Political Shifts in Lebanon / Nasrallah, the Street and Iran

Iran and Saudi Arabia might still be able to stop the display of force threatening to break out in Lebanon's streets in the wake of the resignation of Hezbollah and Amal ministers.

Each one, however, affects only one of the rival parties. Saudi Arabia has influence over the majority in the cabinet, Prime Minister Fouad Siniora and parliamentary majority leader Sa'ad Hariri, while Iran can sway Hezbollah and Amal. Only the countries of influence can solve the crisis now. If they do not act swiftly to bring about a compromise, the street demonstrations that Hezbollah is threatening to catalyze will begin with demands for a national unity government in which Hezbollah and Amal hold one-third of the cabinet seats and the attendant veto power. Those demands could develop into pressure for new elections, violent clashes and perhaps even the renewal of civil war.

The cabinet crisis began brewing this summer at the end of the war and expanded to its current proportions as the date approached for putting together the international tribunal for those charged with Rafik Hariri's murder. On Friday, when the United Nations submitted its final draft on the court, the political crisis had clearly reached the point of no return.

While Siniora and the anti-Syrian majority had approved the UN resolution in principle, the pro-Syrian President Emile Lahoud, together with Hezbollah and Amal, rejected it. They want to postpone the tribunal's creation or at least set the terms of its activity. But the tribunal flap is only another pretext, that cannot hide the real reason for the crisis initiated by Hassan Nasrallah. The secretary-general of Hezbollah seeks to create a new government in Lebanon that is based on a Shi'ite coalition allied with Lebanese Christian leader Michel Aoun, to reduce the power of Hariri-supporter and Druze leader Walid Jumblatt. This would also guarantee Lahoud's continued presidency.

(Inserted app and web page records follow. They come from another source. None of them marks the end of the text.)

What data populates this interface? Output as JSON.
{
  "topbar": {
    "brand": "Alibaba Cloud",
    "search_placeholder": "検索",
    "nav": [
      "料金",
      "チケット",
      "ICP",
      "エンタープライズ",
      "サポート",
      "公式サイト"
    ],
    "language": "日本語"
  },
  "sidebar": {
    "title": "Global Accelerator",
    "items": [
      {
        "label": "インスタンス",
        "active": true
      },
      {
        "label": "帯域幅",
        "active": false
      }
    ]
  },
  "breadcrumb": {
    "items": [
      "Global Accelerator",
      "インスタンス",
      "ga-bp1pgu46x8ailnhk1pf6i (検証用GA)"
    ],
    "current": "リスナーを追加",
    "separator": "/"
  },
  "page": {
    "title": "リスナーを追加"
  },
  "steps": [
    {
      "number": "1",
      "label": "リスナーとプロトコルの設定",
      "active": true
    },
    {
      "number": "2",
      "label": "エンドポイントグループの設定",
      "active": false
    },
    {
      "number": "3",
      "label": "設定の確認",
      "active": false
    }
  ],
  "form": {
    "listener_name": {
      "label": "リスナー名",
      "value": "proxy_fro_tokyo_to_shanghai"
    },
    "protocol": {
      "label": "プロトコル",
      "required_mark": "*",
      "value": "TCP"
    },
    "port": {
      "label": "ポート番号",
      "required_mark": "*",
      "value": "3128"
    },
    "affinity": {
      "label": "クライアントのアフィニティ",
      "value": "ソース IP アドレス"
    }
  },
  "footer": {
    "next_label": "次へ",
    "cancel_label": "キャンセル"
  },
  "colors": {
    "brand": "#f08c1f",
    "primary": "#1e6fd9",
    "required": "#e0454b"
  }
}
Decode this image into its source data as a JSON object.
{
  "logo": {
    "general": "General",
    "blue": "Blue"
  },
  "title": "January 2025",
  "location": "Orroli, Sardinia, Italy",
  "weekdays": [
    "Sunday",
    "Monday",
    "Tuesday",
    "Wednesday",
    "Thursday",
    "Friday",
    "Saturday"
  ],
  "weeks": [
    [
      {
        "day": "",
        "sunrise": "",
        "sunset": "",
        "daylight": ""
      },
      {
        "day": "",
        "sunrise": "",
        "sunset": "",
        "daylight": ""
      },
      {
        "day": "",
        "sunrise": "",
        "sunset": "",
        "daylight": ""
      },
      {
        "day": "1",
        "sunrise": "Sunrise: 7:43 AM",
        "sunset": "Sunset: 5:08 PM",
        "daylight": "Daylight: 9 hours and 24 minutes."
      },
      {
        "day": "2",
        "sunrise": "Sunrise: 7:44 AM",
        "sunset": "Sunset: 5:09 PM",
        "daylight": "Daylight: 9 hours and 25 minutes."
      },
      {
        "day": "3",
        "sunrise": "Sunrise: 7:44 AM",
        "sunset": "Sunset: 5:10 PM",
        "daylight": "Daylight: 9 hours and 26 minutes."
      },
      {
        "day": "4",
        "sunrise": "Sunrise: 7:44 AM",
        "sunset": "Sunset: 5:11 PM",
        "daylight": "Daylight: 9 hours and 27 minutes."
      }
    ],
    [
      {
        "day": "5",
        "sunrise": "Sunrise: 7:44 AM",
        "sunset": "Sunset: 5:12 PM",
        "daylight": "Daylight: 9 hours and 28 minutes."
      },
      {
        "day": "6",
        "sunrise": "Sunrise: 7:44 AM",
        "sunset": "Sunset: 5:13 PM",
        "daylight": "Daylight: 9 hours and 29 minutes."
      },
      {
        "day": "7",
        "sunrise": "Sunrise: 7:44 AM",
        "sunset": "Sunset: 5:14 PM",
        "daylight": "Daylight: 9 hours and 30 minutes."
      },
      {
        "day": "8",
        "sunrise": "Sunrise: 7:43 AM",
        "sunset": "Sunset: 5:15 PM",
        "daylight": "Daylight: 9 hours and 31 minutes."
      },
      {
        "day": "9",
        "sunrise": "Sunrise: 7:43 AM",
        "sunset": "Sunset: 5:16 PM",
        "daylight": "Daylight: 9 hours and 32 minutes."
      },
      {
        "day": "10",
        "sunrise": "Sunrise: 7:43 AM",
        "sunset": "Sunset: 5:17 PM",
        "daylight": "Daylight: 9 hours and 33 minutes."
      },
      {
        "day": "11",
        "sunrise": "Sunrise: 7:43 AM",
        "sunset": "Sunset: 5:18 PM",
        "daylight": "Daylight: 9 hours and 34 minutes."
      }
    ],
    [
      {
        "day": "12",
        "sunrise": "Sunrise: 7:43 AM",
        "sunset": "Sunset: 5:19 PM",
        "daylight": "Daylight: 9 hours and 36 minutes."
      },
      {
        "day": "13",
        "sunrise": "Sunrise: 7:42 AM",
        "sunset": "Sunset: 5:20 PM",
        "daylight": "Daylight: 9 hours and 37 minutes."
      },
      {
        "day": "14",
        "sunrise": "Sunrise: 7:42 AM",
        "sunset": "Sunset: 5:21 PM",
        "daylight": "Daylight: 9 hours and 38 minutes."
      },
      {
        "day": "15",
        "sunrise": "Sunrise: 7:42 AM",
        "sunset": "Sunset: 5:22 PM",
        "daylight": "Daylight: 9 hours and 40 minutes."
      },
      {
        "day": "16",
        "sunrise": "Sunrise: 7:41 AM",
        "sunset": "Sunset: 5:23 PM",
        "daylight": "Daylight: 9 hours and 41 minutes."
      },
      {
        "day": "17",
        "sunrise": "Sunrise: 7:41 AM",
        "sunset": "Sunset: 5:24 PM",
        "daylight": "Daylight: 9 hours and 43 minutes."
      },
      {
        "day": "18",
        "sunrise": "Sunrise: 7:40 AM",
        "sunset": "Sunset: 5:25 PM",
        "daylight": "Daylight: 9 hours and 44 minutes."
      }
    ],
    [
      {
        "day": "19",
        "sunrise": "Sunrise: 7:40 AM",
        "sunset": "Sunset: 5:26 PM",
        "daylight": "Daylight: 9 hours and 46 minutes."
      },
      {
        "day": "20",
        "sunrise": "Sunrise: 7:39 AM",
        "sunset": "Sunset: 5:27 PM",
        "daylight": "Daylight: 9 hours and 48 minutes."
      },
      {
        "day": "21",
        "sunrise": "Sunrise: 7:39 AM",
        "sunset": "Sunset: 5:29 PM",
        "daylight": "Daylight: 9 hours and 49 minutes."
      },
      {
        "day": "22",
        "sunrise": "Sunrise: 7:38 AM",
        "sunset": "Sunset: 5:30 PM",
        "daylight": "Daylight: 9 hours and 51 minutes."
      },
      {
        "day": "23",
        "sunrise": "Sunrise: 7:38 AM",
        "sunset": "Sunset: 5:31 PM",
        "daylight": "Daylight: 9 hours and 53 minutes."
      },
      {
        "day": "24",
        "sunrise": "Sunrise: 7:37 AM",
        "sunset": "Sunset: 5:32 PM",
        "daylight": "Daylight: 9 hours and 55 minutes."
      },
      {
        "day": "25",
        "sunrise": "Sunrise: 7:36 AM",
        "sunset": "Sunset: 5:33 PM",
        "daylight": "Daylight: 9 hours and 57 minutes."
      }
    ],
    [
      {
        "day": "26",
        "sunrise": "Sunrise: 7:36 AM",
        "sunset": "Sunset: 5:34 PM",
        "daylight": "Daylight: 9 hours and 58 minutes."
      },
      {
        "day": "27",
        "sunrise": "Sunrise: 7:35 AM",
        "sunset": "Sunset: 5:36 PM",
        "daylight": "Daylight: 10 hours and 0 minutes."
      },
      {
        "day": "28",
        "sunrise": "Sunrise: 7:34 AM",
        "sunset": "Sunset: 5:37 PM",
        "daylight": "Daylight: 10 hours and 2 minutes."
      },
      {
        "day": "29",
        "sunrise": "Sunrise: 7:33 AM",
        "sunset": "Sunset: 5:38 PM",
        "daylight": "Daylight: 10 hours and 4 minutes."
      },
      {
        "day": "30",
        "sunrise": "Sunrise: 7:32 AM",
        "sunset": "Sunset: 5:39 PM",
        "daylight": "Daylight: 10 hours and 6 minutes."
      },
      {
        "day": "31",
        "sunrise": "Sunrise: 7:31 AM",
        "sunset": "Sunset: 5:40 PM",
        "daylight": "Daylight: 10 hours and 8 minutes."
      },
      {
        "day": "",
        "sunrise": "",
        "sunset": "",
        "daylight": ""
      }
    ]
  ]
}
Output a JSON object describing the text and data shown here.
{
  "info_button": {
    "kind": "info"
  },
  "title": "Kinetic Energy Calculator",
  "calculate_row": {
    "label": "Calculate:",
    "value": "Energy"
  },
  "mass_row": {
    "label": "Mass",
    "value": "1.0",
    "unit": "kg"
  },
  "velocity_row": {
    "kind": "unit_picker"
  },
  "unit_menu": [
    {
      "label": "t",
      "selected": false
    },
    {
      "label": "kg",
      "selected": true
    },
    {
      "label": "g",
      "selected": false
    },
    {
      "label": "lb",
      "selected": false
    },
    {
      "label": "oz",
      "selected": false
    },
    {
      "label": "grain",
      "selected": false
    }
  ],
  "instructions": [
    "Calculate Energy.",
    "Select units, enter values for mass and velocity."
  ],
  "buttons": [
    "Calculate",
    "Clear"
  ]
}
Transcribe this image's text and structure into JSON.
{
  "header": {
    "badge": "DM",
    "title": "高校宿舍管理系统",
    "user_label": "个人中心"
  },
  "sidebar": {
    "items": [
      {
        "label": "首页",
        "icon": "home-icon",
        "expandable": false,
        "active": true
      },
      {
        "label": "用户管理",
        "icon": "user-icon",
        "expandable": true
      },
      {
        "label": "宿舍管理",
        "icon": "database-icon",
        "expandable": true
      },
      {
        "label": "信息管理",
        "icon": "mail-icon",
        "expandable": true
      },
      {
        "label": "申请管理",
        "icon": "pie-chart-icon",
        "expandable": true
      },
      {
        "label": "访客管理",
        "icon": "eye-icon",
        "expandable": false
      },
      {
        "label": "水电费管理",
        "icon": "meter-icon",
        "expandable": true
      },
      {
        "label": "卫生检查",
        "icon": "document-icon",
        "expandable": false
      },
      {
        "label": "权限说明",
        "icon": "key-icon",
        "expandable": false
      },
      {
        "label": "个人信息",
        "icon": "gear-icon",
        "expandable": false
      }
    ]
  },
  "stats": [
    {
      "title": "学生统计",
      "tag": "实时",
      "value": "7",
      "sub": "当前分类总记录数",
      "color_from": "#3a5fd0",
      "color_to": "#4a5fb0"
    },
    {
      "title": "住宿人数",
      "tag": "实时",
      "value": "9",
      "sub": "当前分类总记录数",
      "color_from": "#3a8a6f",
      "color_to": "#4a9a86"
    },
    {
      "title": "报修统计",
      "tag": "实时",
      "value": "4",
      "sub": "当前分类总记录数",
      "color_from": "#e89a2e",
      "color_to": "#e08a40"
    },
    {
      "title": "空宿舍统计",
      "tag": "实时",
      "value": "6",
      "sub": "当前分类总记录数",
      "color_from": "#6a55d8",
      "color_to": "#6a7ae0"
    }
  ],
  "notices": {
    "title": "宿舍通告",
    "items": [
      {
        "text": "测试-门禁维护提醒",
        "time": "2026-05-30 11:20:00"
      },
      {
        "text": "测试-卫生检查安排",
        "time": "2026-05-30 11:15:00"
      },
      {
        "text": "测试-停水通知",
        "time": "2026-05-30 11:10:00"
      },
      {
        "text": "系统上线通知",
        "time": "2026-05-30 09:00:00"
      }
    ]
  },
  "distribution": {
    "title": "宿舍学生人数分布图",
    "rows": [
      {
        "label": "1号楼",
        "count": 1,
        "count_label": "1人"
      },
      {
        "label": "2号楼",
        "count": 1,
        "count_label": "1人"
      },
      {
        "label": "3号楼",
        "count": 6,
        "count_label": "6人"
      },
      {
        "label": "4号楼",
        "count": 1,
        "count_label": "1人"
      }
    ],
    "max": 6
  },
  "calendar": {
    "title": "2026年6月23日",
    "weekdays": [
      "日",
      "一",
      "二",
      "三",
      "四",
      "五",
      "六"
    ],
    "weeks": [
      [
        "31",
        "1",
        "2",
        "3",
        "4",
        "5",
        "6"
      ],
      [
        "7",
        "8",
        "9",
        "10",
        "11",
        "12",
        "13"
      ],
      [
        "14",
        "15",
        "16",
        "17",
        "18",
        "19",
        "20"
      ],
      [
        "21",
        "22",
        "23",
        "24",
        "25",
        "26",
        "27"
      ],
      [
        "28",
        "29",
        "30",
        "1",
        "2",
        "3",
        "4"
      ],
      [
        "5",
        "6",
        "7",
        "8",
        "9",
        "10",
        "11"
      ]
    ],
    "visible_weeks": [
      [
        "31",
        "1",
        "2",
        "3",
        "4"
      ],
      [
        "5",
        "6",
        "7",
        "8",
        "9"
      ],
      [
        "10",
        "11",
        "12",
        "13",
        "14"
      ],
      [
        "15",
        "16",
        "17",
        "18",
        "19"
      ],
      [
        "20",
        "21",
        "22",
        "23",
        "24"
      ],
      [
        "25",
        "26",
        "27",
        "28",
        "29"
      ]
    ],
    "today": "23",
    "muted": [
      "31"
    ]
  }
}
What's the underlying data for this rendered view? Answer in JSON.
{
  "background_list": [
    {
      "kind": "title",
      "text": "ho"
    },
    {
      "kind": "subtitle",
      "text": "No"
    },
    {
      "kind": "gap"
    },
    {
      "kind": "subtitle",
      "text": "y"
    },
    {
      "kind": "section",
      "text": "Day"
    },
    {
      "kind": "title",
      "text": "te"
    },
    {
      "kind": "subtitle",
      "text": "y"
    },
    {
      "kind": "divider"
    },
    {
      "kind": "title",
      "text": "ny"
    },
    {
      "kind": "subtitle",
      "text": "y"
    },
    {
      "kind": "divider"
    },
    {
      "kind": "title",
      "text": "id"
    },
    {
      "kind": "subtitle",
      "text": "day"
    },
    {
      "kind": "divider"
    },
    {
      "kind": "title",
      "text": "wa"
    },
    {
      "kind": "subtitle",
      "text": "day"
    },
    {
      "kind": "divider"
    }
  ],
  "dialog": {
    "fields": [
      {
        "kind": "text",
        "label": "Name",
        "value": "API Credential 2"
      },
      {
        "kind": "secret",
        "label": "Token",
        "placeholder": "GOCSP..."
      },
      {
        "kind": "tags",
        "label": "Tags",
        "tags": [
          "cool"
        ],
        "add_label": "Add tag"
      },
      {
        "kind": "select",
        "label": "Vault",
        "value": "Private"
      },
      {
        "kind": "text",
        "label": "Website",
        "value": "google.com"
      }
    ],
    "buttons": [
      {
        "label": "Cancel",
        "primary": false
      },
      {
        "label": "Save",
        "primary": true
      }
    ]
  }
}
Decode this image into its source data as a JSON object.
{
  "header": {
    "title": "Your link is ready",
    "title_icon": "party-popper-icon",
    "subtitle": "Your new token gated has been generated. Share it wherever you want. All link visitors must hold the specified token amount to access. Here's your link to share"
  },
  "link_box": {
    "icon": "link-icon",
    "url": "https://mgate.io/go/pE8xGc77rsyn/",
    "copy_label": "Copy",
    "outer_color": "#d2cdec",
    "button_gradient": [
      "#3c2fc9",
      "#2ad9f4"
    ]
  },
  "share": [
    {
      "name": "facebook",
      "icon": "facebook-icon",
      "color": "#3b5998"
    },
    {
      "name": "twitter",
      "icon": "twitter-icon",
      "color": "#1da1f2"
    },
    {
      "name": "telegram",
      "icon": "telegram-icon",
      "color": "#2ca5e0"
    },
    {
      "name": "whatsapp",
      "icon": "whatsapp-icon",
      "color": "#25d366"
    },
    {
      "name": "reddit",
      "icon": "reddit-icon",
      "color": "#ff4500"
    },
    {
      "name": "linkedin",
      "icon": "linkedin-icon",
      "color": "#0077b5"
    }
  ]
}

Nasrallah is launching a conceptual revolution to vault Hezbollah into the center of power through political, rather than military, means. Whether or not Siniora and his allies accede to Nasrallah's demands, and whether or not new elections are held, Nasrallah now has the power to delay several critical measures. In addition to the suspension of the tribunal, the meeting of donor nations on Lebanon's post-war rehabilitation may be postponed in the absence of a responsible government, and in the future Nasrallah may be able to change the terms for implementing UN Security Council Resolution 1701.